It's difficult to know what to say about the rest of Dove Release
simply because its range of styles and subjects is so vast. Morley may actually have done most of his poets a disservice by frontloading the anthology with 'poetry and science' evangelism. I was pleased to read work by the following poets: Nicola Davidson, Emily Hasler, Thom Hutchinson, Jonathan Morley, and Cari Thomas. Other readers will be pleased to read work by other poets. There are a lot of what could broadly be termed 'nature poems' and weirdly skewed social narratives but these are the default settings for most mainstream poetry these days so that's hardly surprising. At the same time, there is also a lot of inventiveness, humour and formal experiment which makes Dove Release a better buy than, say, Voice Recognition but I don't know what it says about the future. For the present, though, don't let this book or the 'poetry and science' lobby do your thinking for you.

© David Kennedy, 2010

References
Peter Middleton, 'Performing an experiment, performing a poem' in Additional Apparitions: Poetry, Performance & Site Specificity, edited by David Kennedy & Keith Tuma (The Cherry On The Top Press 2002).
N. H. Reeve and Richard Kerridge, Nearly Too Much: The Poetry of J. H. Prynne
(Liverpool University Press, 1995).
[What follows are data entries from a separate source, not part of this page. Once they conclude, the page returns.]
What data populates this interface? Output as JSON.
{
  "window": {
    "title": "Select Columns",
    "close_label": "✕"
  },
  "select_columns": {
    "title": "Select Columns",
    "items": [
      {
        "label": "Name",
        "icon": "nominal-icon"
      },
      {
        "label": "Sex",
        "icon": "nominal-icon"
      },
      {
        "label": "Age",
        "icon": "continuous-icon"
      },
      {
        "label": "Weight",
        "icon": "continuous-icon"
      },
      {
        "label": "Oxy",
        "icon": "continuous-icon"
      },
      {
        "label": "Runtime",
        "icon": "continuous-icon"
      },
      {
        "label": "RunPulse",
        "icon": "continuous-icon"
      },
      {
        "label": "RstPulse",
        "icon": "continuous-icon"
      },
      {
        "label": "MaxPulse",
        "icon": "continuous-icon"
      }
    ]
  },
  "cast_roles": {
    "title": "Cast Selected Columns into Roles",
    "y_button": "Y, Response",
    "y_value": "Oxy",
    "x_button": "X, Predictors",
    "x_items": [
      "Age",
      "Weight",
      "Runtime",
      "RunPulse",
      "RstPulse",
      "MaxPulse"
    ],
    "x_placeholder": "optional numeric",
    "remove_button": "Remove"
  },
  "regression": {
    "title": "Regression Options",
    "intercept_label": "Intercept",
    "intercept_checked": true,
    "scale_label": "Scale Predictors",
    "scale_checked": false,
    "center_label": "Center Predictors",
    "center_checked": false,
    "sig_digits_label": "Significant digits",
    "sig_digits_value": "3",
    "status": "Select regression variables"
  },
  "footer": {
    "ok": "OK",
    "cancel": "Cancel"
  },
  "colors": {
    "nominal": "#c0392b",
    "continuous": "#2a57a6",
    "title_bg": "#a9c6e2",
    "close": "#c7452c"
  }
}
Wislawa Szymborska, 'The end and the beginning', in Staying
Alive, edited by Neil Astley, (Bloodaxe Books 2002), p.366.